Another MNB user chimed in:

From a strictly legal point of view, governing authorities have the right to place health, safety and welfare restrictions when regulating licensed activities. Prohibiting the sale of products that kill you seems to be a reasonable restriction to a license to dispense medicine. The challenge regarding the application of the regulation seems to be a strong one. As written, it’s like requiring a standalone liquor store to deny anyone under 21 while a grocery store selling liquor needs to only restrict those under 18.

And another MNB user wrote:

You are right about a lot of key comparisons. What about grocery stores with pharmacies, what about other products that are deemed unhealthy or what about banning cigarette sales all together? If 100% of people who smoke become addicted and die, then I guess one would have a more credible claim, but that is not the case. Even though I am not a smoker and think it is a weird and stupid habit, it is someone’s CHOICE to be weird and stupid. I do not think the government, city or legal system should be acting as the parental decision-maker.

I say this because one day someone will think the Diet Coke that I like to drink is no longer healthy and should not be sold in the store that I shop…and what about cigars, liquor and beer? What about every processed food with fructose and hydrogenated oil?

How about letting the BUSINESS decide on the image of their store and what items they want to carry to enhance that image. Otherwise, everyone else needs to stay out of it and let consumers influence the item mix with their wallets.

Regarding a controversy in China involving Walmart, one MNB user wrote:

The item about Wal-Mart's "nightmare scenario" where a gang of unruly security people -- Wal-Mart employees or not, still to be determined -- apparently beat a female customer to death outside a Wal-Mart store in China brought to mind last November's Black Friday item from Valley Stream, NY when a gang of unruly customers trampled a store employee to death. In both situations, Wal-Mart itself is singled out as ultimately responsible for the terribly unfortunate outcome; however, the circumstances almost cannot seem to be more different.

Should Wal-Mart (or any retailer, generally speaking) be criminally (and/or civilly) responsible for the unforgivable acts of its employees while on duty?
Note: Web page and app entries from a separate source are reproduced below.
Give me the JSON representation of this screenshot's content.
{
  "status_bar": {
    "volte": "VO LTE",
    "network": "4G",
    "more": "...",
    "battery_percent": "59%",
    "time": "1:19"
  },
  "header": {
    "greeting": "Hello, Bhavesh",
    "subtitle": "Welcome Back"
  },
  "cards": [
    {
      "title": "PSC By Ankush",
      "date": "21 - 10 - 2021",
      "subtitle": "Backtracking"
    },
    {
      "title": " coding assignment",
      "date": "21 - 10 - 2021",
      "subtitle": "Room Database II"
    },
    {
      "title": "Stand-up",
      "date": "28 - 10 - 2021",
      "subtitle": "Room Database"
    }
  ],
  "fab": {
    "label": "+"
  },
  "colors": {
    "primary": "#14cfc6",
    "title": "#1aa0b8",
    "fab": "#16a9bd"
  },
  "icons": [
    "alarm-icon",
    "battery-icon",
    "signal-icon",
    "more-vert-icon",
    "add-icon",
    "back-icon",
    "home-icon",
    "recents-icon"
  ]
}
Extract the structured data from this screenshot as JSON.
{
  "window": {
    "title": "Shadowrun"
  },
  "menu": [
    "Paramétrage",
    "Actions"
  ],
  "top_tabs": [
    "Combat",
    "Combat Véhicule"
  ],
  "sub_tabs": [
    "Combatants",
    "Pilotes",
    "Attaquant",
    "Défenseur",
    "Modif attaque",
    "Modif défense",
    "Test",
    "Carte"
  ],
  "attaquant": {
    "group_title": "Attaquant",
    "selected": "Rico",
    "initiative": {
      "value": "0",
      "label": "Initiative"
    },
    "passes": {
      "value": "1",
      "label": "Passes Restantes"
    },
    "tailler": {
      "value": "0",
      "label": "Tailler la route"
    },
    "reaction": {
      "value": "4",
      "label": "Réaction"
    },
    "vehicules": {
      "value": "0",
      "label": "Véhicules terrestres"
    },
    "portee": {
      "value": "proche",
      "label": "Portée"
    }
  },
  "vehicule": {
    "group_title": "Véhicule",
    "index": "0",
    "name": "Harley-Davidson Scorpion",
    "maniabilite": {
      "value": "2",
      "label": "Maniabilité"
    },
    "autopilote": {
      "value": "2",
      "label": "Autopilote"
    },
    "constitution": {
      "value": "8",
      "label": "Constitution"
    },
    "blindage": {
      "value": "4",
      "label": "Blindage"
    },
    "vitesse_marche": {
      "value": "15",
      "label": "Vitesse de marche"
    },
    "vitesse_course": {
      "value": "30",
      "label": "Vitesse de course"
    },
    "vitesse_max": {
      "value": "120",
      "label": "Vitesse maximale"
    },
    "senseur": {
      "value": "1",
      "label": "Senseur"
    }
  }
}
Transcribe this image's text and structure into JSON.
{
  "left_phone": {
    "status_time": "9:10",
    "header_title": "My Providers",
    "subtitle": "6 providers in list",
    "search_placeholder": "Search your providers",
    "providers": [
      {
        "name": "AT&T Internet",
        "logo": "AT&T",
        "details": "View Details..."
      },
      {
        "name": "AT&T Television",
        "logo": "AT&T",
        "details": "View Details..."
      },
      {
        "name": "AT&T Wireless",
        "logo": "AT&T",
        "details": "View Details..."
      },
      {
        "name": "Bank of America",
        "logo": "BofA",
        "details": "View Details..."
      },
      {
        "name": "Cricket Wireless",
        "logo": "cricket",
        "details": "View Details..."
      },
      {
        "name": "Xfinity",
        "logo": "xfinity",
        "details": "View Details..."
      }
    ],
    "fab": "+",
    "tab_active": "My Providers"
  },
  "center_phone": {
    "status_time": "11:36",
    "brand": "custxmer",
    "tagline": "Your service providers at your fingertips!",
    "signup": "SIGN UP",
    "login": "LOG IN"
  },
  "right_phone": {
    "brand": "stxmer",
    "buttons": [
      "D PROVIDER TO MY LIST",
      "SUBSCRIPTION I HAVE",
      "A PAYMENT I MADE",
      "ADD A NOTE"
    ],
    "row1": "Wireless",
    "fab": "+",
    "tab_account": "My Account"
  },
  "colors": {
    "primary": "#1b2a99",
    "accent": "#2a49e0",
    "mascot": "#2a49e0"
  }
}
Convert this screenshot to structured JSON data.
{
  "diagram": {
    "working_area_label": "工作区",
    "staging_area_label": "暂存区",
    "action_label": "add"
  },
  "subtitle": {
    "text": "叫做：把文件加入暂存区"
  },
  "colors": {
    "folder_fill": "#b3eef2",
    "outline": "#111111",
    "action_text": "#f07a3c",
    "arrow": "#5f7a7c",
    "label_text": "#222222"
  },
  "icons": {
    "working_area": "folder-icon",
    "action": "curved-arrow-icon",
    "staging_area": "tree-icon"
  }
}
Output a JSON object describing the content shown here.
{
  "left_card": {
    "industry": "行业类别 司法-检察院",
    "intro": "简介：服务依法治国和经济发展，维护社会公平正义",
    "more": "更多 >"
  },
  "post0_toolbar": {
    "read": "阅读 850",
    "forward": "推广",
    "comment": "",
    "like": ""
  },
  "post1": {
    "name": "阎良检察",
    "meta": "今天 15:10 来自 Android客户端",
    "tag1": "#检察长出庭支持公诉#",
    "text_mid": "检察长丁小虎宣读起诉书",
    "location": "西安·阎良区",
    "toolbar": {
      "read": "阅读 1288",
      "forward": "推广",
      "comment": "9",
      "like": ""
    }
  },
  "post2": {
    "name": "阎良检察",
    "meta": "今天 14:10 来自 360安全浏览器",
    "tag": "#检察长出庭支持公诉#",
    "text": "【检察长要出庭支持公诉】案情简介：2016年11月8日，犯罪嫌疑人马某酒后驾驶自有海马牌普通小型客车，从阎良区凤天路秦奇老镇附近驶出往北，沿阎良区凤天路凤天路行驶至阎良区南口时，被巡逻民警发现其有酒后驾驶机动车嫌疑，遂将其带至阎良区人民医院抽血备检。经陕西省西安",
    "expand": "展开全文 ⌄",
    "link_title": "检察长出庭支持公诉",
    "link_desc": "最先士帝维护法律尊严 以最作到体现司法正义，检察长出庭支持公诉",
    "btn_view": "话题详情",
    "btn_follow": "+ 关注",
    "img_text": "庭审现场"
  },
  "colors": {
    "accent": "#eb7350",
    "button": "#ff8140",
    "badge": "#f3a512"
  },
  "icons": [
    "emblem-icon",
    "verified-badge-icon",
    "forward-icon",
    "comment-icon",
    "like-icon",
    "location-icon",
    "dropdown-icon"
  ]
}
Should it be similarly responsible for such acts if the perpetrators in question were merely contracted to Wal-Mart? Fair questions, to be sure.

Should Wal-Mart (or again, any retailer) be criminally (and/or civilly) responsible for the unforgivable acts of its customers while seeking to patronize the store? Arguable, I suppose.

But at some sociological level, I can't help but feel that the fact that Wal-Mart (or whatever retailer du jour might find themselves in this sort of paired situation) will ultimately be made to take the fall in both cases, and what does that say about us as a civilization? We hear a lot about "taking personal responsibility over one's own actions", a lot if it rather shrill, holier-than-thou, guilty till proven innocent sort of opinion. Yet here, where is the righteous indignation over the acts of Wal-Mart's Black Friday customers? Why have they seemingly been given such a total free pass, after such inexcusable behavior? Can it be that we as a society, when push comes to shove, really walk the walk about personal accountability only when it relates to someone else who we don't care about (or more to the point, don't care for)? But, heaven forbid, never to ourselves? Or to those we choose to side with, however closely or distantly they may be associated with us?

Situational ethics can be a terrible thing; easy to apply, maybe even easier to abuse for one's own political convenience. Something in the juxtapositioning of the above two Wal-Mart news items is out of whack from a personal accountability standpoint; yet, I don't hear anyone talking about it. That scares me.

I don't think we gave the customers a pass here on MNB. I think I may have described them as animals.

Bu that doesn’t change the fact that to some extent, retailers do encourage such behavior at certain times of the year. There is more than enough culpability to go around.
KC's View: